One of the women on trial for murdering the North Korean leader's half-brother was filmed on CCTV apparently practising on another person two days before the assassination, a court heard on Tuesday.
Vietnamese Doan Thi Huong was filmed at the airport where Kim Jong-nam was killed approaching someone from behind and gently wiping something on their face, a police officer testified.
It happened in the departure hall of Kuala Lumpur International Airport's budget terminal, the same area where Kim was murdered.
But officer Wan Azirul Nizam Che Wan Aziz said the approach in that footage was gentle, in contrast to the "quite aggressive" fashion in which Kim was attacked as he waited at the airport.
Huong and Indonesian Siti Aisyah, in their 20s, are accused of killing Kim on February 13 by rubbing the nerve agent VX on his face in a Cold War-style hit that stunned the world.
The women, who were arrested a few days after the killing and face death by hanging if convicted, have pleaded not guilty to murdering the estranged half-brother of Kim Jong-un.
The defendants say they were duped into believing they were taking part in a prank for a reality TV show, and their lawyers blame North Korean agents for the assassination.
On Tuesday the police officer described to the High Court in Shah Alam, outside Kuala Lumpur, how Huong was filmed on February 11 apparently carrying out a practice run before allegedly killing Kim.
He said she appeared to choose a member of the public at random and wipe something on their face from behind in a gentle fashion.
"When the person turned to her direction, the accused Doan seemingly apologised," he said.
She "bowed her head slightly and put her hands close together in the direction of the person", he added.
The officer said that, in contrast, the footage of Kim being murdered was "quite rough, as if like an attack".
"The action was quite aggressive," he said, adding that Huong hurried off afterwards.
Prosecutors previously told the trial that the women carried out practice runs before assassinating Kim.
Earlier, government chemist Raja Subramaniam said that only a small amount of VX — but more than enough to kill him — was found on Kim's face.

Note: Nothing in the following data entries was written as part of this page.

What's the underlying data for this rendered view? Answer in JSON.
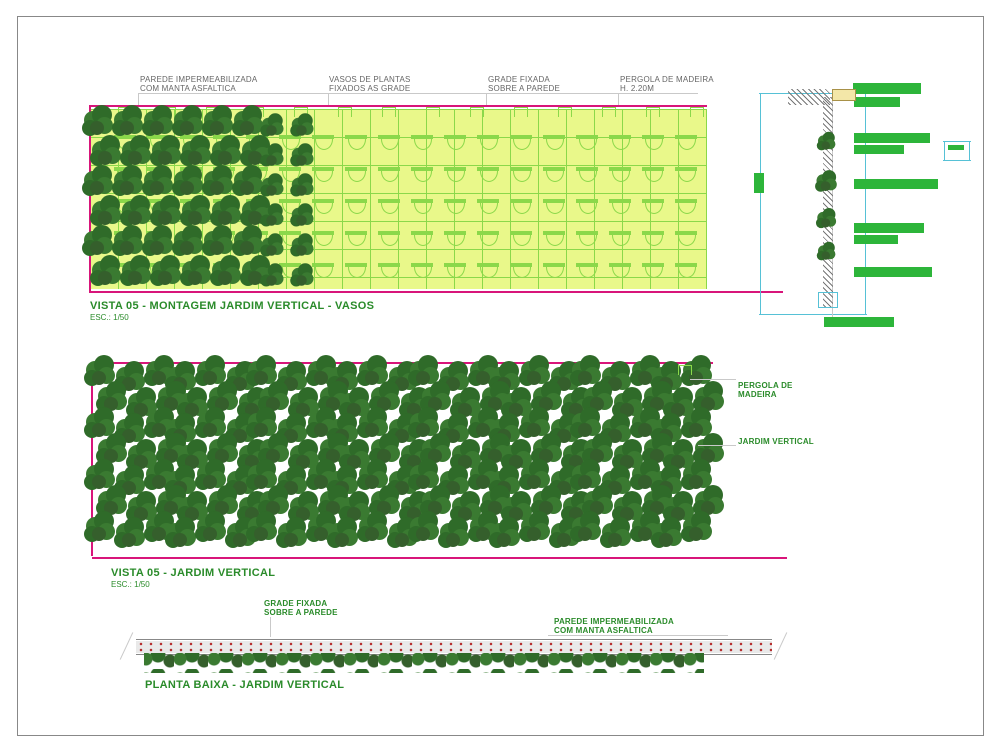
{
  "view1": {
    "callout_parede": {
      "l1": "PAREDE IMPERMEABILIZADA",
      "l2": "COM MANTA ASFALTICA"
    },
    "callout_vasos": {
      "l1": "VASOS DE PLANTAS",
      "l2": "FIXADOS AS GRADE"
    },
    "callout_grade": {
      "l1": "GRADE FIXADA",
      "l2": "SOBRE A PAREDE"
    },
    "callout_pergola": {
      "l1": "PERGOLA DE MADEIRA",
      "l2": "H. 2.20M"
    },
    "title": "VISTA 05 - MONTAGEM JARDIM VERTICAL - VASOS",
    "scale": "ESC.: 1/50"
  },
  "view2": {
    "callout_pergola": {
      "l1": "PERGOLA DE",
      "l2": "MADEIRA"
    },
    "callout_jardim": "JARDIM VERTICAL",
    "title": "VISTA 05 -  JARDIM VERTICAL",
    "scale": "ESC.: 1/50"
  },
  "plan": {
    "callout_grade": {
      "l1": "GRADE FIXADA",
      "l2": "SOBRE A PAREDE"
    },
    "callout_parede": {
      "l1": "PAREDE IMPERMEABILIZADA",
      "l2": "COM MANTA ASFALTICA"
    },
    "title": "PLANTA BAIXA - JARDIM VERTICAL"
  }
}
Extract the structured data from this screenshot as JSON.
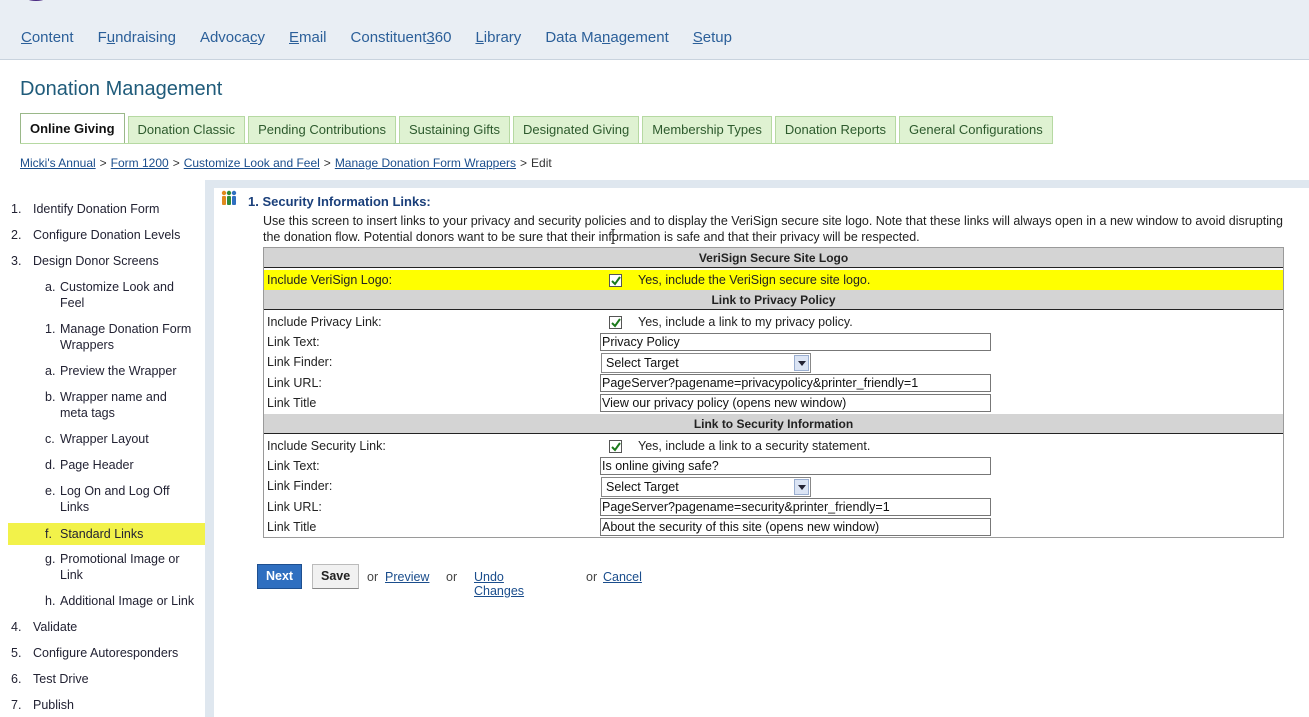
{
  "app": {
    "logo_fragment": "convio"
  },
  "nav": [
    {
      "label": "Content",
      "access": "C",
      "rest": "ontent"
    },
    {
      "label": "Fundraising",
      "access": "u",
      "pre": "F",
      "rest": "ndraising"
    },
    {
      "label": "Advocacy",
      "pre": "Advoca",
      "access": "c",
      "rest": "y"
    },
    {
      "label": "Email",
      "access": "E",
      "rest": "mail"
    },
    {
      "label": "Constituent360",
      "pre": "Constituent",
      "access": "3",
      "rest": "60"
    },
    {
      "label": "Library",
      "access": "L",
      "rest": "ibrary"
    },
    {
      "label": "Data Management",
      "pre": "Data Ma",
      "access": "n",
      "rest": "agement"
    },
    {
      "label": "Setup",
      "access": "S",
      "rest": "etup"
    }
  ],
  "page_title": "Donation Management",
  "tabs": [
    {
      "label": "Online Giving",
      "active": true
    },
    {
      "label": "Donation Classic"
    },
    {
      "label": "Pending Contributions"
    },
    {
      "label": "Sustaining Gifts"
    },
    {
      "label": "Designated Giving"
    },
    {
      "label": "Membership Types"
    },
    {
      "label": "Donation Reports"
    },
    {
      "label": "General Configurations"
    }
  ],
  "breadcrumb": {
    "items": [
      "Micki's Annual",
      "Form 1200",
      "Customize Look and Feel",
      "Manage Donation Form Wrappers"
    ],
    "current": "Edit",
    "sep": ">"
  },
  "steps": [
    {
      "num": "1.",
      "label": "Identify Donation Form"
    },
    {
      "num": "2.",
      "label": "Configure Donation Levels"
    },
    {
      "num": "3.",
      "label": "Design Donor Screens"
    },
    {
      "num": "a.",
      "label1": "Customize Look and",
      "label2": "Feel"
    },
    {
      "num": "1.",
      "label1": "Manage Donation Form",
      "label2": "Wrappers"
    },
    {
      "num": "a.",
      "label": "Preview the Wrapper"
    },
    {
      "num": "b.",
      "label1": "Wrapper name and",
      "label2": "meta tags"
    },
    {
      "num": "c.",
      "label": "Wrapper Layout"
    },
    {
      "num": "d.",
      "label": "Page Header"
    },
    {
      "num": "e.",
      "label1": "Log On and Log Off",
      "label2": "Links"
    },
    {
      "num": "f.",
      "label": "Standard Links",
      "highlighted": true
    },
    {
      "num": "g.",
      "label1": "Promotional Image or",
      "label2": "Link"
    },
    {
      "num": "h.",
      "label": "Additional Image or Link"
    },
    {
      "num": "4.",
      "label": "Validate"
    },
    {
      "num": "5.",
      "label": "Configure Autoresponders"
    },
    {
      "num": "6.",
      "label": "Test Drive"
    },
    {
      "num": "7.",
      "label": "Publish"
    }
  ],
  "section": {
    "title": "1. Security Information Links:",
    "intro": "Use this screen to insert links to your privacy and security policies and to display the VeriSign secure site logo. Note that these links will always open in a new window to avoid disrupting the donation flow. Potential donors want to be sure that their information is safe and that their privacy will be respected."
  },
  "verisign": {
    "header": "VeriSign Secure Site Logo",
    "label": "Include VeriSign Logo:",
    "checked": true,
    "checkbox_text": "Yes, include the VeriSign secure site logo."
  },
  "privacy": {
    "header": "Link to Privacy Policy",
    "include_label": "Include Privacy Link:",
    "checked": true,
    "checkbox_text": "Yes, include a link to my privacy policy.",
    "text_label": "Link Text:",
    "text_value": "Privacy Policy",
    "finder_label": "Link Finder:",
    "finder_value": "Select Target",
    "url_label": "Link URL:",
    "url_value": "PageServer?pagename=privacypolicy&printer_friendly=1",
    "title_label": "Link Title",
    "title_value": "View our privacy policy (opens new window)"
  },
  "security": {
    "header": "Link to Security Information",
    "include_label": "Include Security Link:",
    "checked": true,
    "checkbox_text": "Yes, include a link to a security statement.",
    "text_label": "Link Text:",
    "text_value": "Is online giving safe?",
    "finder_label": "Link Finder:",
    "finder_value": "Select Target",
    "url_label": "Link URL:",
    "url_value": "PageServer?pagename=security&printer_friendly=1",
    "title_label": "Link Title",
    "title_value": "About the security of this site (opens new window)"
  },
  "actions": {
    "next": "Next",
    "save": "Save",
    "or": "or",
    "preview": "Preview",
    "undo": "Undo Changes",
    "cancel": "Cancel"
  },
  "colors": {
    "highlight_yellow": "#ffff00",
    "sidebar_highlight": "#f2f24a",
    "tab_green": "#dff2d2",
    "next_button": "#2f6fc0",
    "title_teal": "#1f5b7a"
  }
}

VX is listed by the United Nations as a weapon of mass destruction, and Kim died in agony shortly after being attacked.
The women are accused on the charge sheet of committing the murder with four other suspects, who have not been named and are still at large. Four North Koreans fled Malaysia on the day of the murder.
The assassination sparked a fierce row between Malaysia and North Korea, which is suspected of ordering the hit. Pyongyang denies the allegation.